[Start of section]

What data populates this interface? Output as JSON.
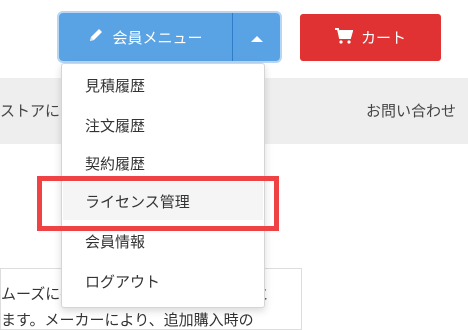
{
  "header": {
    "member_menu_label": "会員メニュー",
    "cart_label": "カート"
  },
  "nav": {
    "left_text": "ストアにつ",
    "right_text": "お問い合わせ"
  },
  "dropdown": {
    "items": [
      {
        "label": "見積履歴"
      },
      {
        "label": "注文履歴"
      },
      {
        "label": "契約履歴"
      },
      {
        "label": "ライセンス管理"
      },
      {
        "label": "会員情報"
      },
      {
        "label": "ログアウト"
      }
    ]
  },
  "content": {
    "line1": "ムーズに行えます。また、メーカーごと",
    "line2": "ます。メーカーにより、追加購入時の"
  },
  "colors": {
    "member_button": "#59a2e4",
    "cart_button": "#e03233",
    "highlight_border": "#ef4245"
  }
}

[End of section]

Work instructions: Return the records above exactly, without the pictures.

Output for this exercise:
What data populates this interface? Output as JSON.
{
  "header": {
    "member_menu_label": "会員メニュー",
    "cart_label": "カート"
  },
  "nav": {
    "left_text": "ストアにつ",
    "right_text": "お問い合わせ"
  },
  "dropdown": {
    "items": [
      {
        "label": "見積履歴"
      },
      {
        "label": "注文履歴"
      },
      {
        "label": "契約履歴"
      },
      {
        "label": "ライセンス管理"
      },
      {
        "label": "会員情報"
      },
      {
        "label": "ログアウト"
      }
    ]
  },
  "content": {
    "line1": "ムーズに行えます。また、メーカーごと",
    "line2": "ます。メーカーにより、追加購入時の"
  },
  "colors": {
    "member_button": "#59a2e4",
    "cart_button": "#e03233",
    "highlight_border": "#ef4245"
  }
}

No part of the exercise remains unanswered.